Since 2011, three million more South Africans have been pushed below the poverty line, according to a study by the national data agency, Statistics South Africa, released this week. More than 30.4 million South Africans—55.5% of the population—live on less than 992 rand (about $75) per person per month.

The data, collected in 2015, is more optimistic than numbers from 2006, when two thirds of South Africans were living in poverty. But it captures the painful one-step-forward, two-steps-backwards dance the country has been engaged in over the last decade trying to improve the lives of its population. In 2006, 28.4% of the country was found to be living in extreme poverty. That number had only inched downwards to 25.2% by 2015.

Those numbers aren’t likely to improve. In the last year alone, South Africa has entered recession and seen its sovereign rating adjusted to junk status, making life harder for everyone, especially the poor.

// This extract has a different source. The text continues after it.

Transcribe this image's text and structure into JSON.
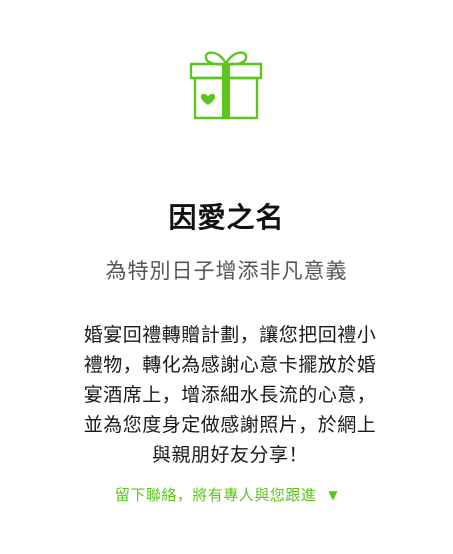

One of the most enduring legacies of apartheid is the grinding poverty suffered by the country’s majority black population. Social spending on housing, healthcare, and a grant system were specifically designed to lift black South Africans out of poverty.

Black South Africans continue to be worst affected by rising poverty, with nearly half considered below Statistics South Africa’s lower-bound line of poverty, defined as individuals who have to sacrifice buying food for other essentials. Less than 1% of white South Africans are below this dire line.

South Africa’s youth are trapped in poverty from an early age, with 43.5% of the citizens under the age of 17 living in households that earned below the median income of 797 rand ($60) per month. It’s the start of a vicious cycle that continues into adulthood, with more than half of South Africans below the age of 35 unemployed.

A number of factors have pushed South Africa back. The full effect of the 2008 global financial crisis, initially hidden by the euphoria and capital injection of the 2010 FIFA World Cup, is now being felt. The country has also fallen victim to the sluggish growth seen by other commodities-driven economies, unable to improve on 3.3% growth in 2011, the highest GDP has peaked since the financial crisis.

Most at fault, though, has been South Africa’s inability to implement its own policies. In 2012, the country launched the “National Development Plan” with much pomp and an explanatory animated video. But a lack of political will has left the plan adrift. By almost all measures, South Africa is going to miss the goals it set for itself in the plan, including its aim to reduce poverty from 39% in 2009 to 0% in 2030 and to eliminate hunger.

Even the commission tasked with seeing the plan through is frustrated by the lack of government support to do so, despite having an office a few doors down from the president. ”We have a plan, we like it very much, we take it to parliament, the whole world praises it,” the group’s deputy commissioner Malegapuru Makgoba said recently. ”And we are the ones that don’t implement it.”